FMCSA certainly considers tire condition to be an important factor in road safety. Al Cohn, director of New Markets Development at Pressure Systems International, said, “In the CSA scoring system, tires can have a major impact. Tires have a score of eight or three depending on the specific issue. Examples include tires that are flat—less than 50% of the pressure indicated on the tire’s sidewall— are scored an eight along with tires below the minimum legal tread depth. A three-point penalty is assigned to tires that are underinflated. These points can add up especially when you consider that there are 18 or more tires on a typical Class 8 vehicle. Points also increase based on the interval since any previous similar penalty.”
Only a serious tire program will help assure that your CSA score is not adversely affected. Checking tire pressures on a regular basis in combination with automatic tire pressure monitoring and inflation systems can go a long way in keeping tire pressures at their recommended pressure. A check of tread depths across a tire’s tread surface should be done at every schedule PM.
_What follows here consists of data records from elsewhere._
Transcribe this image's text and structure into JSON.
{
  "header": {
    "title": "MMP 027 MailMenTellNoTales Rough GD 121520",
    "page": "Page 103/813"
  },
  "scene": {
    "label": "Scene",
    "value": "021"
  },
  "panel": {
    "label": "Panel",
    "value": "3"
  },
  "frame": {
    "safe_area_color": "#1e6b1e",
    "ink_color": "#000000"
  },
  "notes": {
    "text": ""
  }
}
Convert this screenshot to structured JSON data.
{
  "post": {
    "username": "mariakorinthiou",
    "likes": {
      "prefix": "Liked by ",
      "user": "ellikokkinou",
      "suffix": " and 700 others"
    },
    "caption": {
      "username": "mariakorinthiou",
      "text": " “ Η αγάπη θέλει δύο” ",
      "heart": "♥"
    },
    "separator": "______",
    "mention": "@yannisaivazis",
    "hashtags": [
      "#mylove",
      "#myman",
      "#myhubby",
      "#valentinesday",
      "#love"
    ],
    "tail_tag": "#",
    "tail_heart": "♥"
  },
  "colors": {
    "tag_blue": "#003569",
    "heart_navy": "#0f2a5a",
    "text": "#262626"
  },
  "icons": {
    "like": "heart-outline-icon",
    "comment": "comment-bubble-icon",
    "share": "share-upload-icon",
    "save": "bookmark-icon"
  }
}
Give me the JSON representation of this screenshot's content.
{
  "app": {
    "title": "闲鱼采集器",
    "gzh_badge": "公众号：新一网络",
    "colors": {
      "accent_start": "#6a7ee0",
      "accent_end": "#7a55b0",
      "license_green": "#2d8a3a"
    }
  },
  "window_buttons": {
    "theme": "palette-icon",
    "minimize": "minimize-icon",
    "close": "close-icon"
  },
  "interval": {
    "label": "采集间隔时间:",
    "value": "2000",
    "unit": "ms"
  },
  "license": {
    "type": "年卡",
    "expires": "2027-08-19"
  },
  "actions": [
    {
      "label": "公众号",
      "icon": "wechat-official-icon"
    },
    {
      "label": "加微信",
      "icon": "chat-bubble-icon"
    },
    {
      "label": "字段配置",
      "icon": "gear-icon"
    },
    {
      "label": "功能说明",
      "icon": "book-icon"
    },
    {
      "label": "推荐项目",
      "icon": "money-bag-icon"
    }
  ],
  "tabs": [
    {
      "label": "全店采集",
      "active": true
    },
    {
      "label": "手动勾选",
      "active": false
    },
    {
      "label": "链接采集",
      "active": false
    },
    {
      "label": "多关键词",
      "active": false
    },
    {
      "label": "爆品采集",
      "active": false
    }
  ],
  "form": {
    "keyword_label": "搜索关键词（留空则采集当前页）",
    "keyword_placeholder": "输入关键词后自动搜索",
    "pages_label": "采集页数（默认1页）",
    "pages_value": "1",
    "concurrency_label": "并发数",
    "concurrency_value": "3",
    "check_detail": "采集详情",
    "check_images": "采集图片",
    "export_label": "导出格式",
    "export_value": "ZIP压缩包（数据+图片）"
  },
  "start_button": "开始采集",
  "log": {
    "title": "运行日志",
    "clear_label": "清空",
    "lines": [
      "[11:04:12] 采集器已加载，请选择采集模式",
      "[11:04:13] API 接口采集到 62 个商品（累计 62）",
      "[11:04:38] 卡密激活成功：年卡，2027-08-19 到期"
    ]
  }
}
“We are hearing from fleets running automatic tire inflation systems on their trailers that CVS people are not even bothering to check the tires because they know they will have the right pressure when they see a PSI tire inflation system hooked up and the hoses attached,” Cohn said.
Gary Ganaway is director of Marketing and Global Customer Solutions at Bendix Spicer Foundation Brake LLC. He said, “Brake problems are still running around 15%. The biggest issue is brakes out of adjustment, that is, the stroke exceeds the maximum limit. This situation, we believe, stems from misinformation regarding automatic slack adjusters. ASA’s are designed to maintain brake adjustment. If the fleet finds that it is necessary to adjust breaks, even on an occasional basis, it is an indication of a problem.”
One of the misconceptions brake manufacturers see is that slack adjusters have an infinite life. Like most mechanical devices, automatic slack adjusters have moving parts that wear out. When those parts wear out they need to be replaced. In the case of the automatic slack adjusters, an important indication is that they no longer hold brakes adjusted.
Bendix data indicates that when fleets find that a brake is out of adjustment, they adjust it to proper specifications and then they send the truck on its way. They need to understand that the slack adjuster might need to be replaced. That probably is not happening as often as we would like to see it.
Ganaway said, “Our recommendation to fleets is when they find a brake out of adjustment to take a look at the maintenance records to see when the automatic slack adjuster in question had been installed, and if that adjuster is at the three, four or five year range, it is probably time for that adjuster to be replaced.”
He went on to say, “The biggest thing with CSA is to not be afraid of it. Bendix wholeheartedly supports the efforts of CSA.”
Fleets that are interested in highway safety should follow that lead and consider NationaLease’s Stopka’s advice: “The biggest problems are caused by people’s inactivity. When PMs are being done properly, the truck will make it to the next PM.”